As my colleagues and I prepare to launch the fourth generation of the TrustTemenos Leadership Academy, I’ve been asking myself, “What do I want from my own leadership work?”
In TrustTemenos, one way we think of leadership is as making a difference with intention. From this vantage point, how do I want my own leadership to develop, and what support and help do I need?
Leadership development means to me growing as a person, and growing in my ability to help others grow: to increase my ability to make a difference and to sharpen my intention, and to support others to develop those capacities too.
To do that, I want the leadership work I do to help and support me in understanding myself better, so that my work is attuned to the truest sense of myself – my identity – that I can touch in to, and to my clearest and deepest intentions.
In this context, my leadership work is closely attuned to my own personal development work: I expect any formal leadership work I do to capture and support those priorities.
I believe that a unique leadership offering is available to every person – there is naturally and can always be a leader in every chair. I fully expect the leadership work that I do, for myself and others, to recognise this approach and to avoid any assumption that leadership is a hierarchical thing, about dominance or positional power.
Leaders work within relationships – whether to learn, to co-create, or to call forward the work of partnerships or teams. Therefore, I expect my leadership work to focus on understanding and development of relationship wisdom, skills and insights.
Leaders need to work in a variety of contexts – to understand when they are entering and leaving particular spaces, and how to operate uniquely in the unique contexts they choose to enter. Therefore I expect my leadership work to help me and others understand and identify contexts and to navigate them to increasingly powerful effect.
Leaders need to nurture growth: personal (for themselves and others), relational, team, organisational. Growth can be tangible or intangible, hard or soft. It can be measured and observed as concrete goals or outputs or qualitative outcomes. I expect my leadership work to help me become ever better at nurturing growth – on my own terms, measured and assessed in my own way, in forms suitable to my own contexts.
There is a wealth of good thinking about leadership out there in the world – I count on any leadership work I do to capture the best of leadership insights, ancient and modern, across disciplines, across the world, to be radically inclusive and not to be focused on advancing any one brand or approach to “leadership training.” I want the facilitators of my leadership work to be happy curators of the best ideas and the best practices they have found in wide travels and long explorations – and to be open sharers of credit for those ideas, themes and practices. I expect them to share a generous and growing list of readings and other resources, exploring and going deeper into the range of insights that have been important to them.
I expect my leadership work to be highly interactive and “hands-on.” I expect to be able and encouraged to use what I am learning in action on my own leadership challenges, and to be able and encouraged to feed that work back into a circle of learning.

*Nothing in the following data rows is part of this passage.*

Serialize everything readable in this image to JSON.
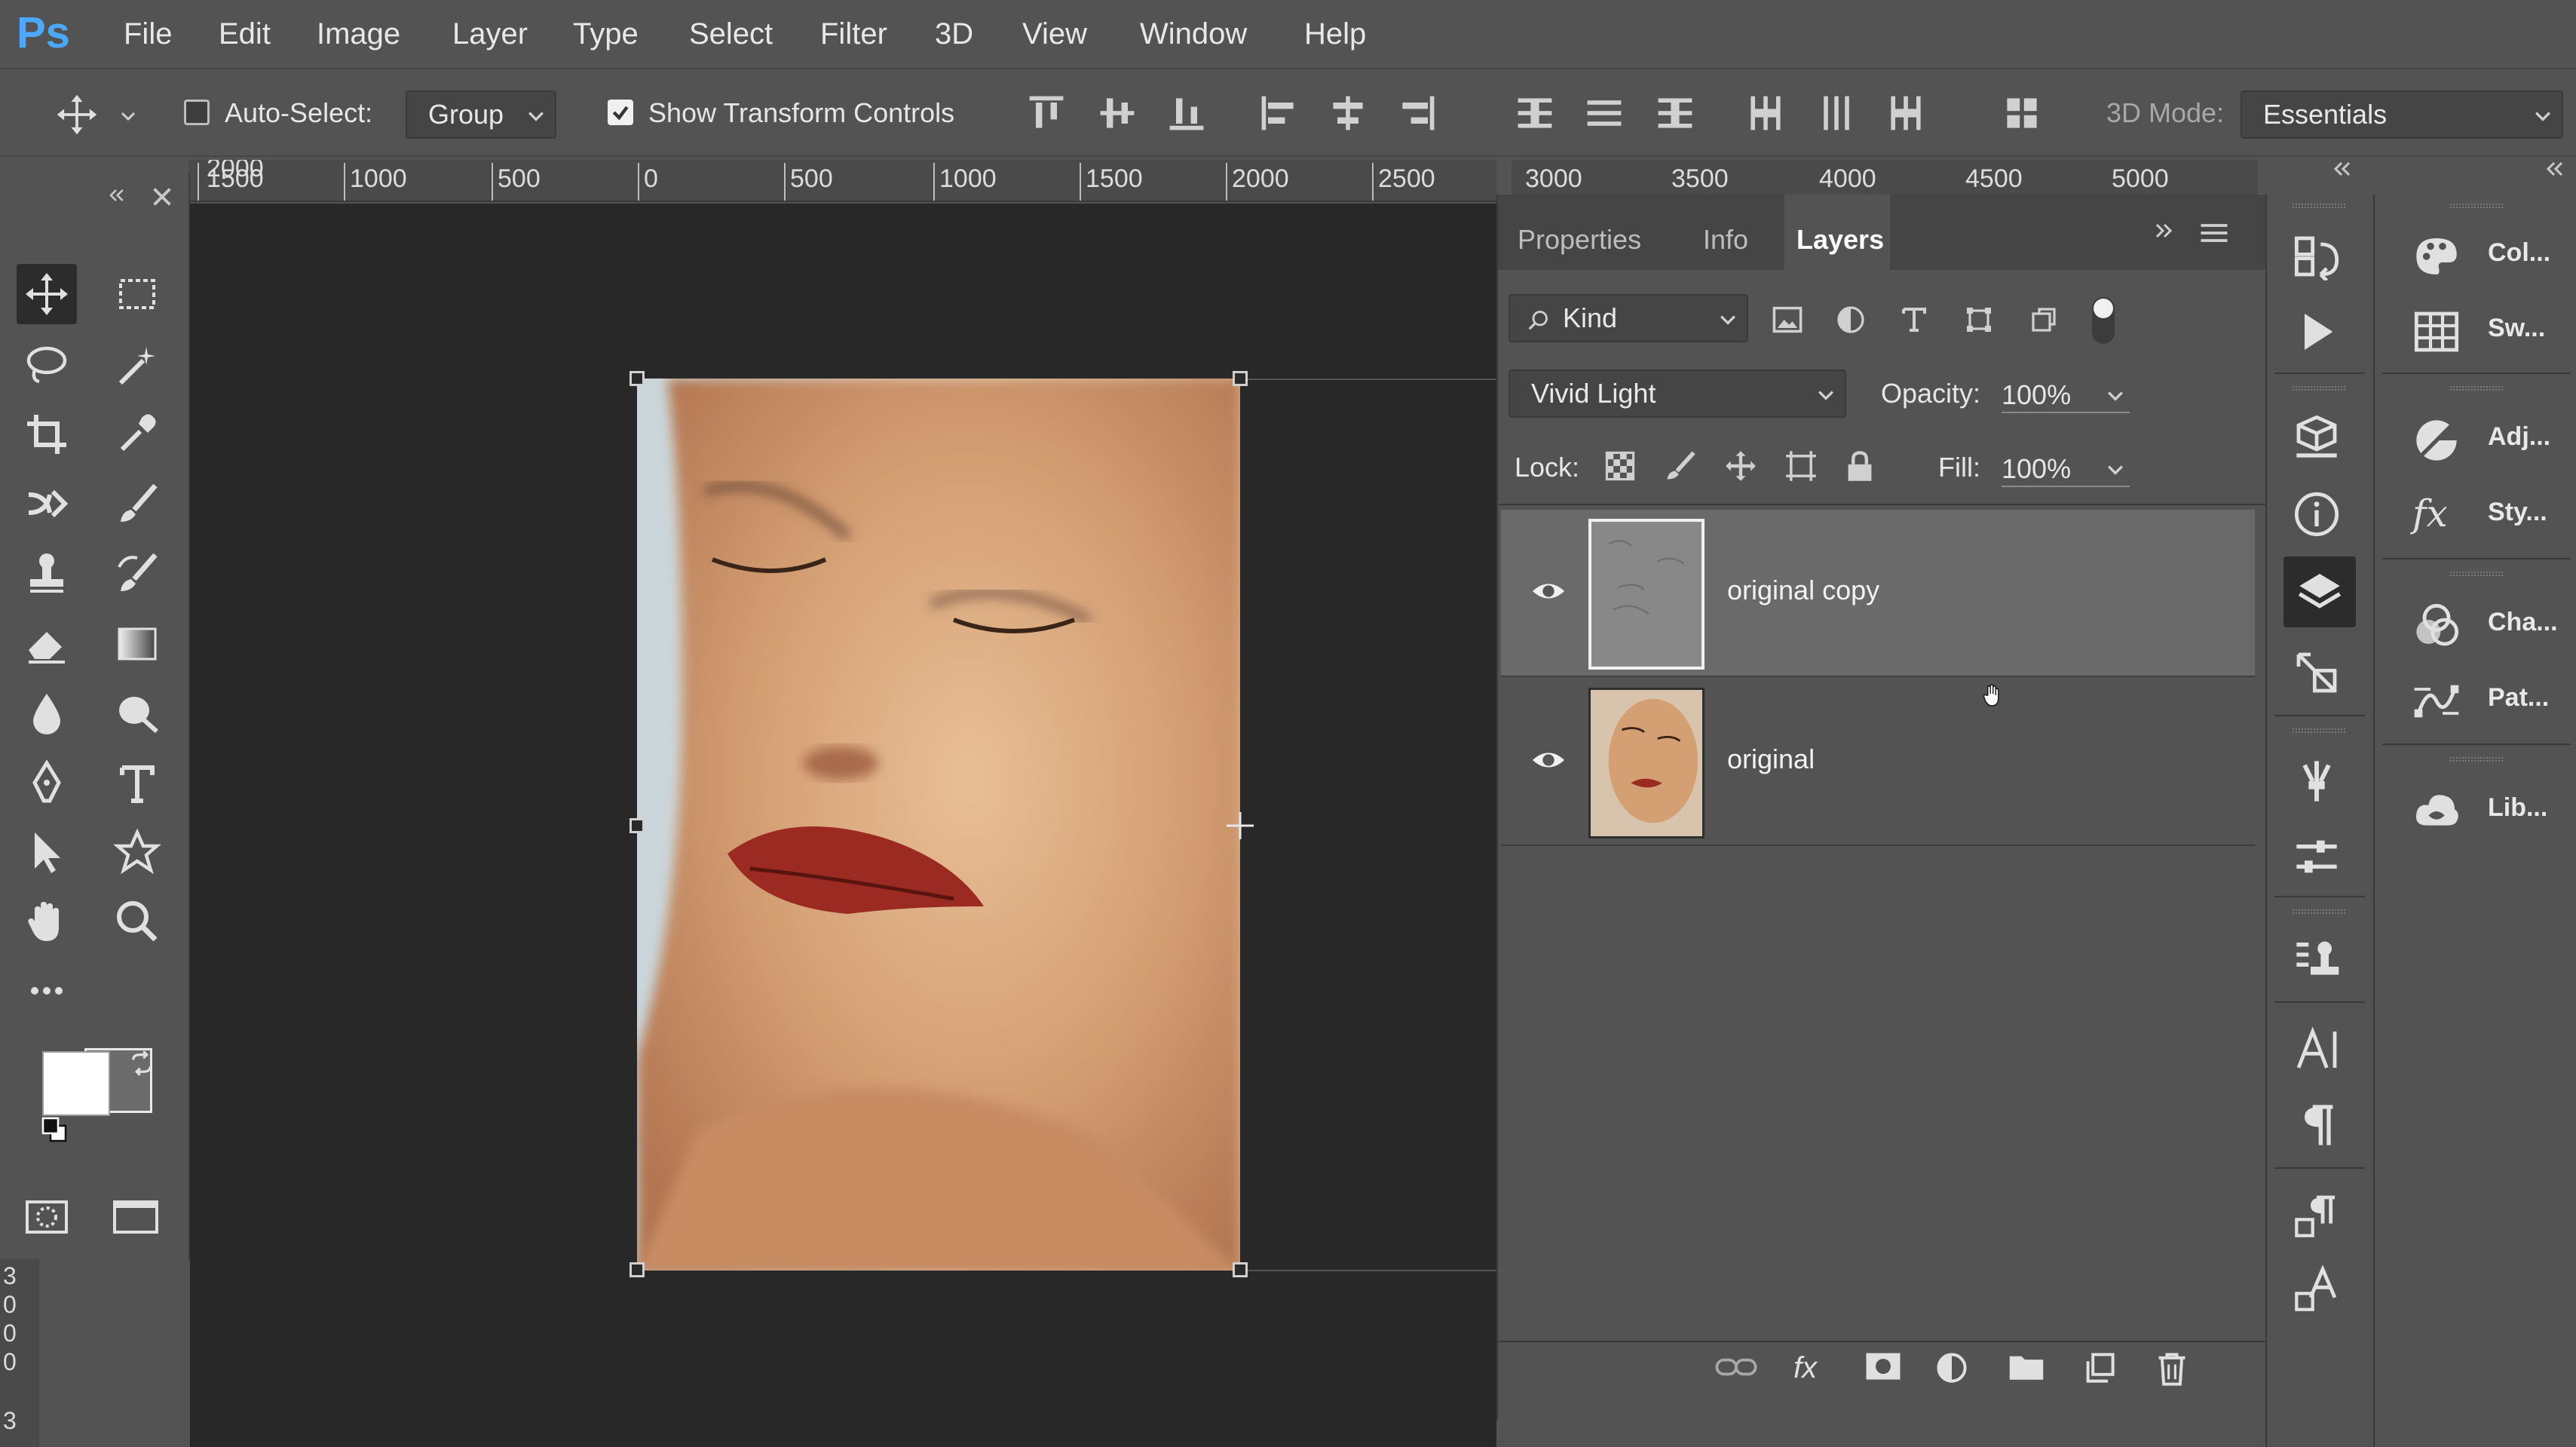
{
  "app": {
    "logo": "Ps"
  },
  "menu": [
    "File",
    "Edit",
    "Image",
    "Layer",
    "Type",
    "Select",
    "Filter",
    "3D",
    "View",
    "Window",
    "Help"
  ],
  "options": {
    "auto_select_label": "Auto-Select:",
    "auto_select_checked": false,
    "auto_select_mode": "Group",
    "show_transform_label": "Show Transform Controls",
    "show_transform_checked": true,
    "mode_3d_label": "3D Mode:",
    "workspace": "Essentials"
  },
  "ruler": {
    "top_labels": [
      "2000",
      "1500",
      "1000",
      "500",
      "0",
      "500",
      "1000",
      "1500",
      "2000",
      "2500"
    ],
    "top_labels_right": [
      "3000",
      "3500",
      "4000",
      "4500",
      "5000"
    ],
    "left_labels": [
      "3",
      "0",
      "0",
      "0",
      "3"
    ]
  },
  "layers_panel": {
    "tabs": [
      "Properties",
      "Info",
      "Layers"
    ],
    "active_tab": "Layers",
    "filter_kind": "Kind",
    "blend_mode": "Vivid Light",
    "opacity_label": "Opacity:",
    "opacity_value": "100%",
    "lock_label": "Lock:",
    "fill_label": "Fill:",
    "fill_value": "100%",
    "layers": [
      {
        "name": "original copy",
        "selected": true,
        "visible": true
      },
      {
        "name": "original",
        "selected": false,
        "visible": true
      }
    ]
  },
  "side_panels": [
    {
      "label": "Col...",
      "icon": "color-icon"
    },
    {
      "label": "Sw...",
      "icon": "swatches-icon"
    },
    {
      "label": "Adj...",
      "icon": "adjustments-icon"
    },
    {
      "label": "Sty...",
      "icon": "styles-icon"
    },
    {
      "label": "Cha...",
      "icon": "channels-icon"
    },
    {
      "label": "Pat...",
      "icon": "paths-icon"
    },
    {
      "label": "Lib...",
      "icon": "libraries-icon"
    }
  ],
  "colors": {
    "foreground": "#ffffff",
    "background": "#6b6b6b",
    "ui_bg": "#535353",
    "canvas_bg": "#282828",
    "selected_layer": "#6a6a6a",
    "logo": "#4aa8ff"
  }
}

I expect the facilitators of my leadership work to call forward great “containers” as contexts for learning – welcoming, curious, encouraging, appreciative, inspiring. Places where people feel entirely welcome in their uniqueness and their diversity, where deep trust grows naturally, and where a collective team of people share their leadership journeys together and their co-creative learning together.

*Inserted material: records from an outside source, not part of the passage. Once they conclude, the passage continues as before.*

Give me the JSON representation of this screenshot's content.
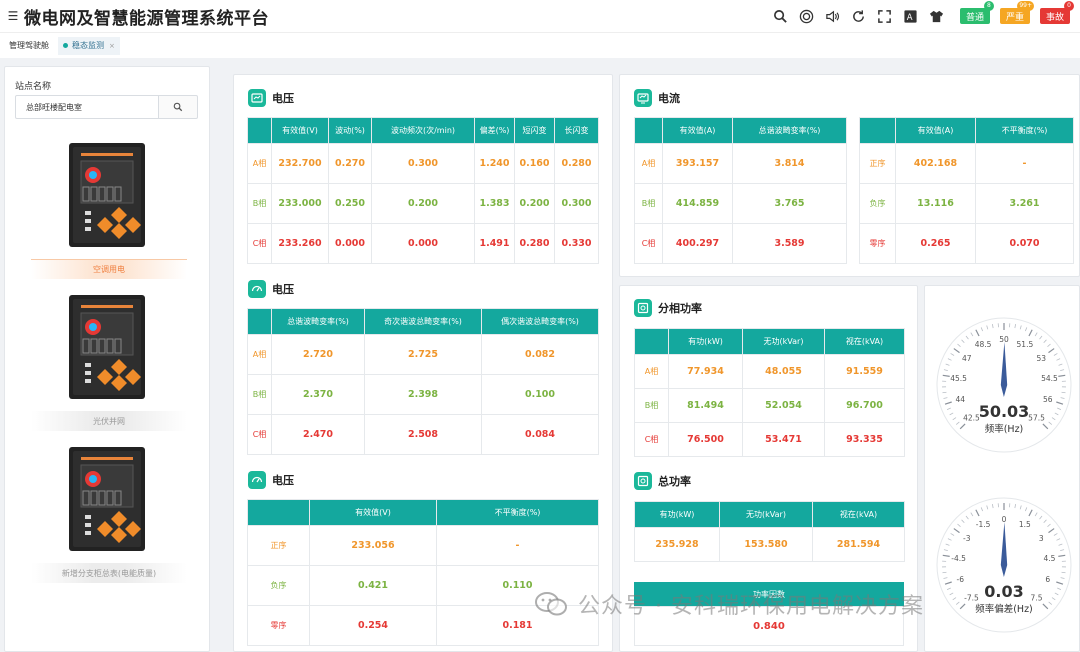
{
  "app": {
    "title": "微电网及智慧能源管理系统平台"
  },
  "header": {
    "icons": [
      "search-icon",
      "target-icon",
      "volume-icon",
      "refresh-icon",
      "fullscreen-icon",
      "font-size-icon",
      "theme-shirt-icon"
    ],
    "alarms": [
      {
        "label": "普通",
        "count": "8",
        "color": "#2bbd6e"
      },
      {
        "label": "严重",
        "count": "99+",
        "color": "#f5a623"
      },
      {
        "label": "事故",
        "count": "0",
        "color": "#e53935"
      }
    ]
  },
  "tabs": [
    {
      "label": "管理驾驶舱",
      "active": false
    },
    {
      "label": "稳态监测",
      "active": true
    }
  ],
  "sidebar": {
    "label": "站点名称",
    "search_value": "总部旺楼配电室",
    "devices": [
      {
        "name": "空调用电",
        "active": true
      },
      {
        "name": "光伏并网",
        "active": false
      },
      {
        "name": "新增分支柜总表(电能质量)",
        "active": false
      }
    ]
  },
  "voltage1": {
    "title": "电压",
    "headers": [
      "",
      "有效值(V)",
      "波动(%)",
      "波动频次(次/min)",
      "偏差(%)",
      "短闪变",
      "长闪变"
    ],
    "rows": [
      {
        "phase": "A相",
        "values": [
          "232.700",
          "0.270",
          "0.300",
          "1.240",
          "0.160",
          "0.280"
        ]
      },
      {
        "phase": "B相",
        "values": [
          "233.000",
          "0.250",
          "0.200",
          "1.383",
          "0.200",
          "0.300"
        ]
      },
      {
        "phase": "C相",
        "values": [
          "233.260",
          "0.000",
          "0.000",
          "1.491",
          "0.280",
          "0.330"
        ]
      }
    ]
  },
  "voltage2": {
    "title": "电压",
    "headers": [
      "",
      "总谐波畸变率(%)",
      "奇次谐波总畸变率(%)",
      "偶次谐波总畸变率(%)"
    ],
    "rows": [
      {
        "phase": "A相",
        "values": [
          "2.720",
          "2.725",
          "0.082"
        ]
      },
      {
        "phase": "B相",
        "values": [
          "2.370",
          "2.398",
          "0.100"
        ]
      },
      {
        "phase": "C相",
        "values": [
          "2.470",
          "2.508",
          "0.084"
        ]
      }
    ]
  },
  "voltage3": {
    "title": "电压",
    "headers": [
      "",
      "有效值(V)",
      "不平衡度(%)"
    ],
    "rows": [
      {
        "phase": "正序",
        "values": [
          "233.056",
          "-"
        ]
      },
      {
        "phase": "负序",
        "values": [
          "0.421",
          "0.110"
        ]
      },
      {
        "phase": "零序",
        "values": [
          "0.254",
          "0.181"
        ]
      }
    ]
  },
  "current": {
    "title": "电流",
    "headers": [
      "",
      "有效值(A)",
      "总谐波畸变率(%)"
    ],
    "rows": [
      {
        "phase": "A相",
        "values": [
          "393.157",
          "3.814"
        ]
      },
      {
        "phase": "B相",
        "values": [
          "414.859",
          "3.765"
        ]
      },
      {
        "phase": "C相",
        "values": [
          "400.297",
          "3.589"
        ]
      }
    ]
  },
  "current_seq": {
    "headers": [
      "",
      "有效值(A)",
      "不平衡度(%)"
    ],
    "rows": [
      {
        "phase": "正序",
        "values": [
          "402.168",
          "-"
        ]
      },
      {
        "phase": "负序",
        "values": [
          "13.116",
          "3.261"
        ]
      },
      {
        "phase": "零序",
        "values": [
          "0.265",
          "0.070"
        ]
      }
    ]
  },
  "phase_power": {
    "title": "分相功率",
    "headers": [
      "",
      "有功(kW)",
      "无功(kVar)",
      "视在(kVA)"
    ],
    "rows": [
      {
        "phase": "A相",
        "values": [
          "77.934",
          "48.055",
          "91.559"
        ]
      },
      {
        "phase": "B相",
        "values": [
          "81.494",
          "52.054",
          "96.700"
        ]
      },
      {
        "phase": "C相",
        "values": [
          "76.500",
          "53.471",
          "93.335"
        ]
      }
    ]
  },
  "total_power": {
    "title": "总功率",
    "headers": [
      "有功(kW)",
      "无功(kVar)",
      "视在(kVA)"
    ],
    "values": [
      "235.928",
      "153.580",
      "281.594"
    ],
    "pf_label": "功率因数",
    "pf_value": "0.840"
  },
  "gauge_freq": {
    "value": 50.03,
    "value_text": "50.03",
    "label": "频率(Hz)",
    "min": 42.5,
    "max": 57.5,
    "ticks": [
      "42.5",
      "44",
      "45.5",
      "47",
      "48.5",
      "50",
      "51.5",
      "53",
      "54.5",
      "56",
      "57.5"
    ]
  },
  "gauge_dev": {
    "value": 0.03,
    "value_text": "0.03",
    "label": "频率偏差(Hz)",
    "min": -7.5,
    "max": 7.5,
    "ticks": [
      "-7.5",
      "-6",
      "-4.5",
      "-3",
      "-1.5",
      "0",
      "1.5",
      "3",
      "4.5",
      "6",
      "7.5"
    ]
  },
  "watermark": {
    "text": "公众号 · 安科瑞环保用电解决方案"
  },
  "colors": {
    "teal": "#14a89e",
    "orange": "#f0962b",
    "green": "#7cb342",
    "red": "#e53935"
  }
}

I expect the facilitators of my leadership work to be inspiring, inspired and deeply experienced people – people who have done their own exploration and continue to do it. They should impress and inspire me both for the extent of their learning, by the breadth of their ongoing inquiry, by their skill at sharing with and inviting others, and at the same time by their humility and curiosity as learners. I expect my facilitators to be inquirers, not dogmatists or evangelists. I expect them to hold an elegant balance between confidence and humility.
I expect the facilitators of the work to be exactly that – primarily facilitators, inviters and catalysts rather than lecturers or teachers as such. They should teach mostly by light invitation and by example, though paradoxically offering access to a vast wealth of material.
This is the kind of leadership work I want.
Not coincidentally, this is the kind of leadership work we seek to offer at TrustTemenos: in our year-long Academy, in Certified Agile Leadership 1 and 2, in Coaching Wizardry and Witchcraft and in bespoke individual and organisational coaching and consulting.
What do you want from your leadership work? What do you want from your personal or organisational leadership journey?
Regardless of your level of experience, the direction of your journey or the level of engagement you’d like to have with us, we’d like to share stories and experience with you. Please get in touch if that sort of dialogue sounds good to you. firstname.lastname@example.org
And please be invited to join us on the road. Our new generation of the Academy starts in Berlin 28 March. Details are in the link below. My partners in this venture include the amazing @Olaf Lewitz and @Silvana Wasitova
In coming weeks, we’ll be sharing here some of the leadership themes that are important to us, together with elements of that “reading and resource list” I foreshadowed above. We’ll organise some of that sharing around what we understand to be crucial questions for leaders.
We warmly welcome dialogue with others who treasure a vision of great leadership – in every chair – for our emerging world.